TASK INSTRUCTIONS: Nothing in the records may be changed; reproduce all of them.
____
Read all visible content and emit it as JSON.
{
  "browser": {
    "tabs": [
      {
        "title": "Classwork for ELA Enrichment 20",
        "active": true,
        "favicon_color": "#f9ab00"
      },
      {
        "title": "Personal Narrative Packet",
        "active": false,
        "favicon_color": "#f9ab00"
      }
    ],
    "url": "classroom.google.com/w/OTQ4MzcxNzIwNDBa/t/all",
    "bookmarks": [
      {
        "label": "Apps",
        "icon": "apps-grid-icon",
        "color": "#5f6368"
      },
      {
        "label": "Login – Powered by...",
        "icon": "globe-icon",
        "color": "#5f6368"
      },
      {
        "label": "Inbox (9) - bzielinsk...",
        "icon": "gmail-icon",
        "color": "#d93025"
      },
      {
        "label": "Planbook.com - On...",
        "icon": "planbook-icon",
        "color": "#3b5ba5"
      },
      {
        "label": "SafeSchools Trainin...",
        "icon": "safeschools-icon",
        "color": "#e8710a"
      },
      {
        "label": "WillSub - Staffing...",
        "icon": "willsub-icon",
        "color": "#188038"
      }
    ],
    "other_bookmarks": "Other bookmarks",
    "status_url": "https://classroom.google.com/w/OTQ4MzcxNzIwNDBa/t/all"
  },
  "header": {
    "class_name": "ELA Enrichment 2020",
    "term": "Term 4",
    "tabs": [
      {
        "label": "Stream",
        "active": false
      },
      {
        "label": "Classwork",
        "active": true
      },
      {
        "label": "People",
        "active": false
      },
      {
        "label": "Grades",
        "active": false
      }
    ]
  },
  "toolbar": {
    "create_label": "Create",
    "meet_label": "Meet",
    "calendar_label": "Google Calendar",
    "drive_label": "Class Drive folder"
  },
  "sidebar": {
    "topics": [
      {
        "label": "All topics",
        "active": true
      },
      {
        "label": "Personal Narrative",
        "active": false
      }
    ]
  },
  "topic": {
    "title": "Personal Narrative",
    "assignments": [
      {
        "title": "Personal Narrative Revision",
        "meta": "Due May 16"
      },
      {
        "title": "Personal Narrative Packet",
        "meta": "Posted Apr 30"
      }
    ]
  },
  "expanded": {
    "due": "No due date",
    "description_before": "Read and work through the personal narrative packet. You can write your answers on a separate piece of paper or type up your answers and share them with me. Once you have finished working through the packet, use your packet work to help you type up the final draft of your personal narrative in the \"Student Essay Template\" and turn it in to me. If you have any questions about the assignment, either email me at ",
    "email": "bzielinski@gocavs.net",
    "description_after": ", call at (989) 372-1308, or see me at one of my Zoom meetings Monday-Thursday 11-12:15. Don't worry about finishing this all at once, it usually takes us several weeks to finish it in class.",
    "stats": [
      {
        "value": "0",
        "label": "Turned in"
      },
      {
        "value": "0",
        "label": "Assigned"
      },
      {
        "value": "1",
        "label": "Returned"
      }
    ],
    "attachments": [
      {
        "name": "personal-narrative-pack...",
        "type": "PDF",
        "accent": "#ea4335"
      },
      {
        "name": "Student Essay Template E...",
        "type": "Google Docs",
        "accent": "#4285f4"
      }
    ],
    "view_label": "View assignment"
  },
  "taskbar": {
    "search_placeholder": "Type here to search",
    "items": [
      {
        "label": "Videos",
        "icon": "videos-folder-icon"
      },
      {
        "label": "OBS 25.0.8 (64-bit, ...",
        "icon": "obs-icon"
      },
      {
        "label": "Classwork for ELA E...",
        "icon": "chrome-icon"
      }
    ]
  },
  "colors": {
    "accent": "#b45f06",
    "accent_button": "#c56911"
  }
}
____
YOUR RESPONSE:
Read all visible content and emit it as JSON.
{
  "browser": {
    "tabs": [
      {
        "title": "Classwork for ELA Enrichment 20",
        "active": true,
        "favicon_color": "#f9ab00"
      },
      {
        "title": "Personal Narrative Packet",
        "active": false,
        "favicon_color": "#f9ab00"
      }
    ],
    "url": "classroom.google.com/w/OTQ4MzcxNzIwNDBa/t/all",
    "bookmarks": [
      {
        "label": "Apps",
        "icon": "apps-grid-icon",
        "color": "#5f6368"
      },
      {
        "label": "Login – Powered by...",
        "icon": "globe-icon",
        "color": "#5f6368"
      },
      {
        "label": "Inbox (9) - bzielinsk...",
        "icon": "gmail-icon",
        "color": "#d93025"
      },
      {
        "label": "Planbook.com - On...",
        "icon": "planbook-icon",
        "color": "#3b5ba5"
      },
      {
        "label": "SafeSchools Trainin...",
        "icon": "safeschools-icon",
        "color": "#e8710a"
      },
      {
        "label": "WillSub - Staffing...",
        "icon": "willsub-icon",
        "color": "#188038"
      }
    ],
    "other_bookmarks": "Other bookmarks",
    "status_url": "https://classroom.google.com/w/OTQ4MzcxNzIwNDBa/t/all"
  },
  "header": {
    "class_name": "ELA Enrichment 2020",
    "term": "Term 4",
    "tabs": [
      {
        "label": "Stream",
        "active": false
      },
      {
        "label": "Classwork",
        "active": true
      },
      {
        "label": "People",
        "active": false
      },
      {
        "label": "Grades",
        "active": false
      }
    ]
  },
  "toolbar": {
    "create_label": "Create",
    "meet_label": "Meet",
    "calendar_label": "Google Calendar",
    "drive_label": "Class Drive folder"
  },
  "sidebar": {
    "topics": [
      {
        "label": "All topics",
        "active": true
      },
      {
        "label": "Personal Narrative",
        "active": false
      }
    ]
  },
  "topic": {
    "title": "Personal Narrative",
    "assignments": [
      {
        "title": "Personal Narrative Revision",
        "meta": "Due May 16"
      },
      {
        "title": "Personal Narrative Packet",
        "meta": "Posted Apr 30"
      }
    ]
  },
  "expanded": {
    "due": "No due date",
    "description_before": "Read and work through the personal narrative packet. You can write your answers on a separate piece of paper or type up your answers and share them with me. Once you have finished working through the packet, use your packet work to help you type up the final draft of your personal narrative in the \"Student Essay Template\" and turn it in to me. If you have any questions about the assignment, either email me at ",
    "email": "bzielinski@gocavs.net",
    "description_after": ", call at (989) 372-1308, or see me at one of my Zoom meetings Monday-Thursday 11-12:15. Don't worry about finishing this all at once, it usually takes us several weeks to finish it in class.",
    "stats": [
      {
        "value": "0",
        "label": "Turned in"
      },
      {
        "value": "0",
        "label": "Assigned"
      },
      {
        "value": "1",
        "label": "Returned"
      }
    ],
    "attachments": [
      {
        "name": "personal-narrative-pack...",
        "type": "PDF",
        "accent": "#ea4335"
      },
      {
        "name": "Student Essay Template E...",
        "type": "Google Docs",
        "accent": "#4285f4"
      }
    ],
    "view_label": "View assignment"
  },
  "taskbar": {
    "search_placeholder": "Type here to search",
    "items": [
      {
        "label": "Videos",
        "icon": "videos-folder-icon"
      },
      {
        "label": "OBS 25.0.8 (64-bit, ...",
        "icon": "obs-icon"
      },
      {
        "label": "Classwork for ELA E...",
        "icon": "chrome-icon"
      }
    ]
  },
  "colors": {
    "accent": "#b45f06",
    "accent_button": "#c56911"
  }
}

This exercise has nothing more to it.